HCG is over 2,000!
Last week we had two more beta tests. The first one didn’t double in 48 hours, so we were a little nervous going into the third one. On Friday we got the great news that our third beta doubled in 42 hours and that we graduated from our betas! Right before I left to get that blood draw, this little guy popped up, so I was feeling confident we crossed over 2,000 hcg. We scheduled our first ultrasound for Friday — I’ll be exactly 6 weeks. Trying to remain sane until then.
Beta 1 (17 dpo): 610
Beta 2 (19 dpo): 1,025
Beta 3 (21 dpo): 2,124
Sistine Chapel – The Creation of Adam
When we first started seeing an infertility specialist, I could tell my mom was having trouble wrapping her mind around me going to such lengths to have a baby when she was able to have children “naturally” after a few years of trying. When she was having trouble conceiving, people suggested she see a specialist, but she wasn’t sure if she wanted kids if it wasn’t part of God’s plan for her life. Lucky for her (AND ME!), she went on to have me and my brother naturally, my brother after four years of trying with only had one ovary left. I love my mom, respect her decisions, but acknowledge her approach certainly wouldn’t work for everyone — myself included.
I don’t classify myself as religious (I grew up going to church but don’t go much anymore) but I do believe in God and would say I am spiritual. I’m also highly educated and surround myself with smart, open-minded people who make our society better every day through science and their own curiosity and hard work. Sometimes I find myself clinging desperately to the notion that there is some greater plan for me, and if I just believe that God is in control, everything will work out. Other days, I firmly put my trust in science and am satisfied knowing that I’ve taken the necessary steps to create the family that my husband and I so much desire.
After driving myself crazy trying to understand our infertility from these different perspectives, I realized that I don’t have to choose one or the other. I can choose to believe in the power of science and the comfort of faith — they aren’t mutually exclusive. I can look into the eyes of a child and see God’s work, and also see the splendor of science — tiny cells that grow into a miracle. I believe my faith guides my decisions and God never gives me more than I can handle. I believe that science and medical intervention are part of the path to grow my family. And I believe that my faith in God and my trust in science will only deepen from this experience.
As a fellow blogger recently pointed out, it is refreshing to be a part of a community where everyone respects each other’s beliefs. Thank you to everyone who has prayed, shared medical advice, or sent best wishes, positive vibes, and kind words to help us along on our journey!
I had my pre-IVF ultrasound and blood work yesterday. It was the day after I took my last birth control pill, and they were looking for everything to be “quiet” and for my E2 (estrogen) to be low. The nurse saw 5 antral follicles on the right and 4 on the left, but said there are probably more that are too small to count right now. My estrogen was low and my lining was thin, meaning I will get a period in the next day or so, but it will most likely be very light.
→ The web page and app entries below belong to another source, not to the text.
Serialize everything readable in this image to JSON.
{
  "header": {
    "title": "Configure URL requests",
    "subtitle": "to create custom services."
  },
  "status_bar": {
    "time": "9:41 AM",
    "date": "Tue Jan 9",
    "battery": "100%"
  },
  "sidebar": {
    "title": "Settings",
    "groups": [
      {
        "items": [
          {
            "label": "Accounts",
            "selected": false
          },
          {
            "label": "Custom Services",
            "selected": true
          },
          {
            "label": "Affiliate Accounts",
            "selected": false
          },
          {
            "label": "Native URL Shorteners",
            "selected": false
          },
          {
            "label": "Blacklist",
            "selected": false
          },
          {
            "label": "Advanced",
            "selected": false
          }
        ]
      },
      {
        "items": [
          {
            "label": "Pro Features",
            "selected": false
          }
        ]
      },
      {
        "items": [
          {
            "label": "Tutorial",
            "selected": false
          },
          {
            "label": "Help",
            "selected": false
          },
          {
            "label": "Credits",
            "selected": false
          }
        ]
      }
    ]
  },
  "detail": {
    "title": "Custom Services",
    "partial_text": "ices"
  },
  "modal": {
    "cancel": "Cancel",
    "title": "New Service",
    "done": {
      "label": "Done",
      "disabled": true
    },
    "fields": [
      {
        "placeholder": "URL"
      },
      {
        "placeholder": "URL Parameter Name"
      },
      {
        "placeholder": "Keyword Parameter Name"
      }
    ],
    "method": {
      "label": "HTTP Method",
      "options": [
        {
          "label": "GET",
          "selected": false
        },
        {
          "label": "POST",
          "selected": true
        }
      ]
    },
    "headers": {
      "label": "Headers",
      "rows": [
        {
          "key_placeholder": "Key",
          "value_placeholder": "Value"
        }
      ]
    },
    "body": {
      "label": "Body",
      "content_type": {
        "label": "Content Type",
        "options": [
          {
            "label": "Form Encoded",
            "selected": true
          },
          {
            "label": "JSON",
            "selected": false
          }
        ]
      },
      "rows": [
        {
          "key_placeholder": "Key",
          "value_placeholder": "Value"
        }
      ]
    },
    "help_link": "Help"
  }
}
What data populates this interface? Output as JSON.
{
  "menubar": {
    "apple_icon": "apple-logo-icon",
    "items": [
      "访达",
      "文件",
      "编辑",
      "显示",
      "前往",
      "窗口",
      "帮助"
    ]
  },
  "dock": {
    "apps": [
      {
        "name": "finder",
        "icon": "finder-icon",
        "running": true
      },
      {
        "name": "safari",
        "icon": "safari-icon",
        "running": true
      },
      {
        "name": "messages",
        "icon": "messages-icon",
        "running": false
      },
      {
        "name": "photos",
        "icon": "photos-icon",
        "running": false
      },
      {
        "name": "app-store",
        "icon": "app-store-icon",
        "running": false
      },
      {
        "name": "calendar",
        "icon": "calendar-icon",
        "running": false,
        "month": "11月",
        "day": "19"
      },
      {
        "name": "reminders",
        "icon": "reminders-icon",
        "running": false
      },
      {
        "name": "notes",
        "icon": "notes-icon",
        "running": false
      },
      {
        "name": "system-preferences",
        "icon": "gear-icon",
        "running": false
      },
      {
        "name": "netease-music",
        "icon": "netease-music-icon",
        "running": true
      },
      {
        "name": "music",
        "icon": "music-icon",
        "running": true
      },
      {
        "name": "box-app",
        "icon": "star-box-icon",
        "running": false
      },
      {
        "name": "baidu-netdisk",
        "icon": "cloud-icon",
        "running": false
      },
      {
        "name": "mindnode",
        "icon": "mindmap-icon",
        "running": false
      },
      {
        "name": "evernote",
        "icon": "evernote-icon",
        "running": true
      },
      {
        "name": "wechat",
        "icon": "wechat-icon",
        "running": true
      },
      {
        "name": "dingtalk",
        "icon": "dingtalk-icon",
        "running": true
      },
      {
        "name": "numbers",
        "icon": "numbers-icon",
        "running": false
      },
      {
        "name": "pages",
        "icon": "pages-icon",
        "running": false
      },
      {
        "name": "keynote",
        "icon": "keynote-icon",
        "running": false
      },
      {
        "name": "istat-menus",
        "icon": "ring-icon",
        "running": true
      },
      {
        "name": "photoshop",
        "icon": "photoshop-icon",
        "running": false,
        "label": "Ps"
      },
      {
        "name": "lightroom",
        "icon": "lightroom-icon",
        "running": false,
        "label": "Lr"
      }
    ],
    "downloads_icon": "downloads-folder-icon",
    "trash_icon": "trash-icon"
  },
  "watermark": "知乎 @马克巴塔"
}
The last three weeks of birth control have been pretty uneventful. It did make me constipated and a little nauseous in the mornings, so I’m glad to be off of it. I’ve been taking a weekly yoga class and listening to the Circle + Bloom relaxation program daily to help me remain as calm and relaxed as possible. In addition to my mock embryo transfer, I also went to the required IVF class at my clinic where they went over the whole process, including the injections. I actually learned a lot and found it to be very helpful. Next up is starting stims on Sunday night. I’ll be taking 175iu of Gonal F and 75iu of Menopur as part of my High Responder Antagonist protocol. Very ready to get this party started!